Directions: Copy out the data below as written; omit any images.
Start of Record excerpts
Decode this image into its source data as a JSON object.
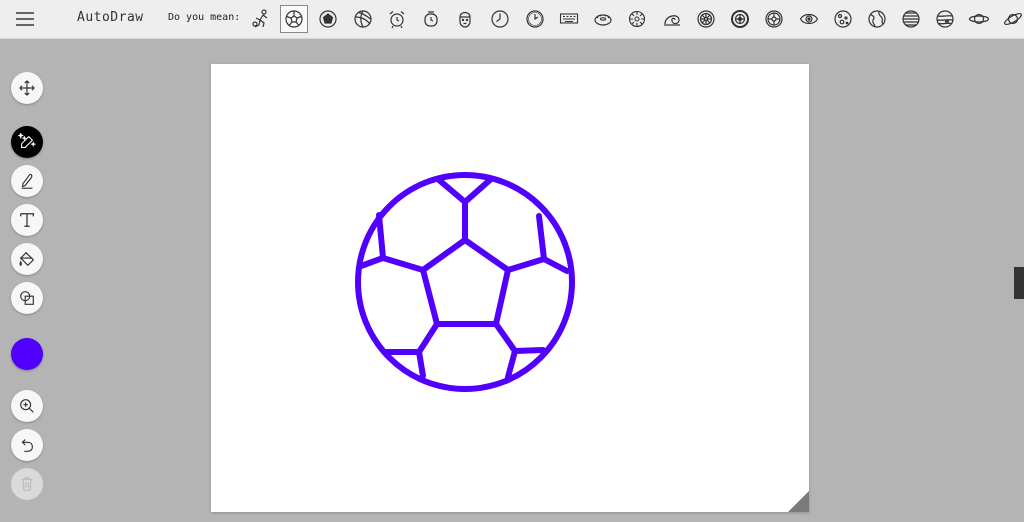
{
  "app": {
    "title": "AutoDraw",
    "prompt": "Do you mean:"
  },
  "colors": {
    "accent": "#5100ff",
    "topbar": "#eeeeee",
    "workspace": "#b4b4b4"
  },
  "suggestions": [
    {
      "icon": "soccer-player-icon"
    },
    {
      "icon": "soccer-ball-icon",
      "selected": true
    },
    {
      "icon": "soccer-ball-alt-icon"
    },
    {
      "icon": "volleyball-icon"
    },
    {
      "icon": "alarm-clock-icon"
    },
    {
      "icon": "alarm-clock-alt-icon"
    },
    {
      "icon": "face-icon"
    },
    {
      "icon": "wall-clock-icon"
    },
    {
      "icon": "clock-icon"
    },
    {
      "icon": "keyboard-icon"
    },
    {
      "icon": "donut-icon"
    },
    {
      "icon": "sand-dollar-icon"
    },
    {
      "icon": "snail-shell-icon"
    },
    {
      "icon": "wheel-icon"
    },
    {
      "icon": "tire-icon"
    },
    {
      "icon": "wheel-rim-icon"
    },
    {
      "icon": "eye-icon"
    },
    {
      "icon": "moon-icon"
    },
    {
      "icon": "earth-globe-icon"
    },
    {
      "icon": "striped-planet-icon"
    },
    {
      "icon": "jupiter-icon"
    },
    {
      "icon": "ringed-planet-icon"
    },
    {
      "icon": "saturn-icon"
    }
  ],
  "tools": [
    {
      "name": "move-tool",
      "icon": "move-arrows-icon"
    },
    {
      "name": "autodraw-tool",
      "icon": "magic-pen-icon",
      "active": true
    },
    {
      "name": "draw-tool",
      "icon": "pen-icon"
    },
    {
      "name": "type-tool",
      "icon": "text-icon"
    },
    {
      "name": "fill-tool",
      "icon": "paint-bucket-icon"
    },
    {
      "name": "shape-tool",
      "icon": "shapes-icon"
    },
    {
      "name": "zoom-tool",
      "icon": "zoom-in-icon"
    },
    {
      "name": "undo-tool",
      "icon": "undo-icon"
    },
    {
      "name": "delete-tool",
      "icon": "trash-icon",
      "disabled": true
    }
  ],
  "drawing": {
    "subject": "soccer ball",
    "stroke_color": "#5100ff"
  }
}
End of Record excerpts
Answer below:
Decode this image into its source data as a JSON object.
{
  "app": {
    "title": "AutoDraw",
    "prompt": "Do you mean:"
  },
  "colors": {
    "accent": "#5100ff",
    "topbar": "#eeeeee",
    "workspace": "#b4b4b4"
  },
  "suggestions": [
    {
      "icon": "soccer-player-icon"
    },
    {
      "icon": "soccer-ball-icon",
      "selected": true
    },
    {
      "icon": "soccer-ball-alt-icon"
    },
    {
      "icon": "volleyball-icon"
    },
    {
      "icon": "alarm-clock-icon"
    },
    {
      "icon": "alarm-clock-alt-icon"
    },
    {
      "icon": "face-icon"
    },
    {
      "icon": "wall-clock-icon"
    },
    {
      "icon": "clock-icon"
    },
    {
      "icon": "keyboard-icon"
    },
    {
      "icon": "donut-icon"
    },
    {
      "icon": "sand-dollar-icon"
    },
    {
      "icon": "snail-shell-icon"
    },
    {
      "icon": "wheel-icon"
    },
    {
      "icon": "tire-icon"
    },
    {
      "icon": "wheel-rim-icon"
    },
    {
      "icon": "eye-icon"
    },
    {
      "icon": "moon-icon"
    },
    {
      "icon": "earth-globe-icon"
    },
    {
      "icon": "striped-planet-icon"
    },
    {
      "icon": "jupiter-icon"
    },
    {
      "icon": "ringed-planet-icon"
    },
    {
      "icon": "saturn-icon"
    }
  ],
  "tools": [
    {
      "name": "move-tool",
      "icon": "move-arrows-icon"
    },
    {
      "name": "autodraw-tool",
      "icon": "magic-pen-icon",
      "active": true
    },
    {
      "name": "draw-tool",
      "icon": "pen-icon"
    },
    {
      "name": "type-tool",
      "icon": "text-icon"
    },
    {
      "name": "fill-tool",
      "icon": "paint-bucket-icon"
    },
    {
      "name": "shape-tool",
      "icon": "shapes-icon"
    },
    {
      "name": "zoom-tool",
      "icon": "zoom-in-icon"
    },
    {
      "name": "undo-tool",
      "icon": "undo-icon"
    },
    {
      "name": "delete-tool",
      "icon": "trash-icon",
      "disabled": true
    }
  ],
  "drawing": {
    "subject": "soccer ball",
    "stroke_color": "#5100ff"
  }
}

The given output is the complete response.